Running at Mill Creek
“What are you running from, girl?” the smiling bearded man asks as I pass him, near the spot where three planks jut out from the hillside. They might have been a bridge that might have crossed the creek. I can’t be sure. I don’t know their history. He’s running too, but not as fast as me, even though he’s probably better dressed for it with his track shorts and muscle shirt. But his beard is distinctly out of date, like the one my dad wore in the 70s.
“Just running,” I call back, and I keep going, as hard as I can and then slowing when the roots get too thick or the rocks too slippery, except across the patch of moss-covered stones where, just a few months ago, I slipped and I thought I might have broken my knee. I run like hell there.

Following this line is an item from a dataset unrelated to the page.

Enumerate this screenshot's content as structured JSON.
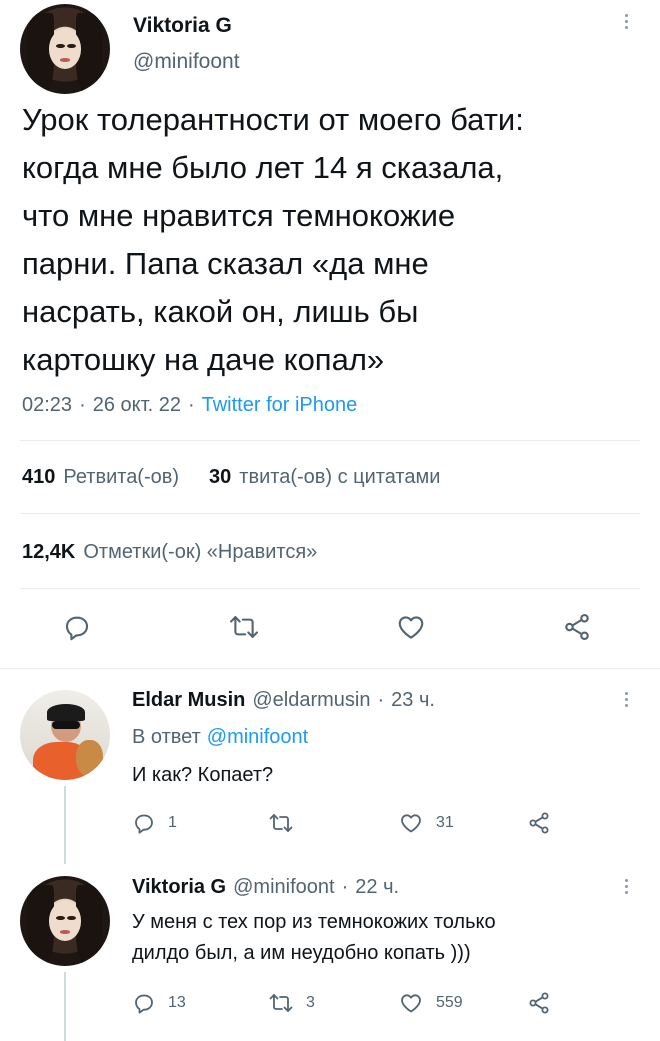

Just because.
When I come down the muddy slope to under the bridge where people write names—I wrote mine too once with a cast off Sharpie—someone has recently inked the word “Euphoria,” and I stop to touch it hoping for a portal to a mountain town or a British pub or anywhere that is else. But euphoria is just a word.
I get into the easy stretch, where the path is mostly flat and wide, and where it gets enough sun to dry it quickly from the rain and snow. It’s the safest stretch, and I think about his question, and I wonder if the bearded man wants my answer. That I’m running from love and stories and the words I can’t get to work right. That I’m running from the memory of my now mute daddy’s voice singing along with the Barry Manilow eight track. Me next to him in our Dodge Dart on our way to the American Legion where he’ll spend our Saturday afternoon drinking Stroh’s, and I’ll have Coca Cola and beer nuts and play shuffle bowling without needing any dimes. Or maybe I’m running to these things, looping like this trail.
The bearded man finds me again resting near the ravine, where the creek tumbles over sandstone into a near perfect circle of a pool and then tumbles again.
“Hey, it’s the running girl! Is this where you were running to?”
I take off my sunglasses so he can see my eyes. “It’s one of the places. Mostly I just like running in the woods.”
I want to but don’t tell him that I miss the woods near where I grew up, in this town, at the dead end of Chattanooga Street. Before 680 went in, we’d pass through those woods to Lake Park Cemetery, where mom taught us how to clear the weeds and grass off of my grandpa’s headstone. On the way back, we picked elderberries in tin buckets to take home and cook them up with sugar and Sure-Jell and press them steaming through cheese cloth and funnel into jars, topped with hot paraffin and then stored on the metal shelves my dad set up for a pantry.
I want to but don’t tell him that I ran in those woods before these ones. I raced so fast away from the chasing boys that once, when I was ten, I tripped over an unseen root and pierced my thumb near the bone on a piece of green bottle glass. The blood came fast, dripped hard onto the leaves, and caught me, so I held my hand up high and watched the red stripe darken down my pale arm in the dappled sunlight. These are some of the things I don’t tell.
“Well, this is a good one place to end up,” the bearded mans says, “The guy who made the park, this was his favorite spot.”
“Olmstead?” I ask.
“No, not him. The other guy. I can’t think of his name now. I probably will as soon as you’re gone.”
“Probably,” I laugh, “well, I should get on with my run,” I say.
“Jump on it.” He says back.
I start back up the trail, going slowly through most of this part where the path is uneven and narrow and the hillside steep, and I’m passing just under the rocky overhang, when I hear “Hey, running girl!” I turn. “Rogers. Volney Rogers. I remembered and wanted to tell you.” The bearded man waves and goes, running back on his way.
What am I running from? It could be that now I’m running because this story, our story, is beating in my head like my sneakered feet are beating this path. Maybe. Or maybe it’s just that this ground is soft and this creek keeps moving.